Exercise requirements:
The required result is every line of the records that includes "optional".

--- Given data Enclosed Below ---

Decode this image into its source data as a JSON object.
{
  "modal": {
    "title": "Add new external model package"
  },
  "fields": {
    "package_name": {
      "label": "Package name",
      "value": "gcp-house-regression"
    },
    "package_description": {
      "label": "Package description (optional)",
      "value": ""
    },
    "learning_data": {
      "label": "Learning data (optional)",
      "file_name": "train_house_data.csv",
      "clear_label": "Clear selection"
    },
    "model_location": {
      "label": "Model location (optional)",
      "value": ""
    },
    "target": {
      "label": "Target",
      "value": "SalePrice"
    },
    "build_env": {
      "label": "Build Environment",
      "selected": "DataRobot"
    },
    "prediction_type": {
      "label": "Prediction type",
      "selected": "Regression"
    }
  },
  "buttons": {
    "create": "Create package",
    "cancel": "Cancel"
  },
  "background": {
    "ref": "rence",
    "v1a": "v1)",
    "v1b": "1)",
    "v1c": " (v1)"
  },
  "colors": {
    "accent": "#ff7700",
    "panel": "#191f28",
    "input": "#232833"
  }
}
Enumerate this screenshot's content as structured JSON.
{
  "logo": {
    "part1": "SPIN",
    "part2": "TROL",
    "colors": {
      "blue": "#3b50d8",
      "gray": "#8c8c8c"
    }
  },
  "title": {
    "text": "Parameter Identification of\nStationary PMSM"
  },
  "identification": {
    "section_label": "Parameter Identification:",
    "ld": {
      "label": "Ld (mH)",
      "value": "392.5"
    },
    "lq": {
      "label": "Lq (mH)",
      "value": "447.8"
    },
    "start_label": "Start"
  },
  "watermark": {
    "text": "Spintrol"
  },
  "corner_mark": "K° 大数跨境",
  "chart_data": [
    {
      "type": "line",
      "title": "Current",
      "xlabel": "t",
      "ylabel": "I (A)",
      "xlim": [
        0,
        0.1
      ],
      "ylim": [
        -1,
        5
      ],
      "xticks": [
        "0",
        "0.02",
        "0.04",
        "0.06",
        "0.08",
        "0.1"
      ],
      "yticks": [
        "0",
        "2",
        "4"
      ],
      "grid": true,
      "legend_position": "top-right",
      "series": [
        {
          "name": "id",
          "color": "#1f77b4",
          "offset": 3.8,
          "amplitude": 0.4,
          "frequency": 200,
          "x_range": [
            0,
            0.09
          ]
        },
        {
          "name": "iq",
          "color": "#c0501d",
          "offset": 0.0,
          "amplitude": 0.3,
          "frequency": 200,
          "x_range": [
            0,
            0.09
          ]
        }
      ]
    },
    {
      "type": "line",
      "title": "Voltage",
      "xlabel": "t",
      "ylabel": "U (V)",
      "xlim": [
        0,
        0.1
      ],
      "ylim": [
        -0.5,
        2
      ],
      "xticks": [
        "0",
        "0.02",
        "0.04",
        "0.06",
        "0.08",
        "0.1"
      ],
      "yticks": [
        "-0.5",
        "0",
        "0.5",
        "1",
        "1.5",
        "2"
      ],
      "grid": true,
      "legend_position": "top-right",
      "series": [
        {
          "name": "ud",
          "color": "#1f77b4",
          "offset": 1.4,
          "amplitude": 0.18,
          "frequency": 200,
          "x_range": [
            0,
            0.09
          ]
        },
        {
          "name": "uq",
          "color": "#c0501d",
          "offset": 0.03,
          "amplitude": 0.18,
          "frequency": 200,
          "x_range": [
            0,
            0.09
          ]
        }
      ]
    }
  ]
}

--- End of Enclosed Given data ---

Response to the task:
      "label": "Package description (optional)",
      "label": "Learning data (optional)",
      "label": "Model location (optional)",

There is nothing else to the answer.